Based on reader comments on the Voice’s and The Hoya’s websites, students reacted almost uniformly to students chaining themselves to the statue of John Carroll as part of a Plan A: Hoyas they agreed with the protest’s cause, but not with the way in which it was executed. And with protesters demanding the on-campus sale of condoms as if it was a matter of life or death and shouting fabrications at families visiting for Georgetown Admissions Ambassador Program weekend ... it was hard to disagree.
A prominent national figure in a lesbian, gay, bisexual, and transgender advocacy group is pressuring Georgetown’s administration to better ensure the safety of Georgetown students following what he characterizes is a feeble response from the University to the homophobic hate crimes that occurred on campus in the past few years.

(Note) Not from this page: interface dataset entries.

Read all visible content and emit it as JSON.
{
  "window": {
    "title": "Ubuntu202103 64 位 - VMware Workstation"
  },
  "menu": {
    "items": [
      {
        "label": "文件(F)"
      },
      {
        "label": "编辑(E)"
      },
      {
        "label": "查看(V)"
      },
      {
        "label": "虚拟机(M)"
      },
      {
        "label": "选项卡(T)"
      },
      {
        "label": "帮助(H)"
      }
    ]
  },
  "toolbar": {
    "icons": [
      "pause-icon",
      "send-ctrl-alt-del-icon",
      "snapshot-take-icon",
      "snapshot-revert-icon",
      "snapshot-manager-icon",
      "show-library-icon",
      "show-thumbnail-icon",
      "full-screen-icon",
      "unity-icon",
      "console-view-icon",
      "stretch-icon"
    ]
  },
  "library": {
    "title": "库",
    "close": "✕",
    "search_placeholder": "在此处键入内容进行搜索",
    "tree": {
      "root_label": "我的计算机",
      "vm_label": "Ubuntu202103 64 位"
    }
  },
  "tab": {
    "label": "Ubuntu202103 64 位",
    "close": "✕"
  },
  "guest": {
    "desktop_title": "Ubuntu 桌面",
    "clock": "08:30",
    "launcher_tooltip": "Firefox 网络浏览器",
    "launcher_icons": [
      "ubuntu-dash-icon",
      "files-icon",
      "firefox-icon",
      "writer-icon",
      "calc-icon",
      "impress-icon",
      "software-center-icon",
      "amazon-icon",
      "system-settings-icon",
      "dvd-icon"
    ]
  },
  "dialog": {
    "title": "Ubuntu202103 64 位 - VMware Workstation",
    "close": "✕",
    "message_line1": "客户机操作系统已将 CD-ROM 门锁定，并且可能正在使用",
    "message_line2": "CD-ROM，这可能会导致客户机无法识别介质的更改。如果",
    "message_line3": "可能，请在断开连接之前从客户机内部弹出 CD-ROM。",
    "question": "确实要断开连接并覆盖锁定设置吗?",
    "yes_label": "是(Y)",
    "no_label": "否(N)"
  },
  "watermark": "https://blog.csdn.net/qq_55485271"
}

Amid a series of massive snow storms that have broken the 1899 record for seasonal snowfall in the District, Georgetown University has canceled classes at its campuses for a fourth consecutive day. In addition to preventing faculty and staff from safely reaching campus, the most recent blizzard has disrupted food deliveries and frustrated professors’ lesson plans. In an e-mail to the Voice, Provost James O’Donnell explained the University has been discussing potential closures with faculty every day, and that every day there are a few faculty who are in favor of keeping school open. But the general consensus has typically been in favor of closing the University, especially at the beginning of the week.
When Georgetown’s LGBTQ community won their decades-long battle for a resource center in fall 2007, the biggest beneficiaries were expected to be current LGBTQ students. But according to LGBTQ Resource Center Director Sivagami Subbaraman, even greater success has centered around alumni.
On Tuesday in Copley Formal Lounge, the architects of Georgetown University’s 2010 Campus Plan presented to the campus community the tentative blueprint for the next decade of the University’s development. The presentation was attended by about 20 staff and faculty, and hosted by five top University administrators. Halfway through the presentation, only two students were in the audience.
At 9:00 a.m. on a Saturday morning early last April, seventeen Georgetown students gathered in the ornate Hall of Cardinals on the Healy Building’s second floor for an intimate meeting with a man whom most of their peers had only ever seen from a distance. Following greetings from an uncomfortable-looking Daniel Porterfield (COL ‘83), Georgetown’s vice president for strategic affairs, the students—representing campus groups dismayed by the content of The Hoya’s recent April Fools’ Issue—sat down and waited to be joined by the man they were there to see, Georgetown University President John DeGioia.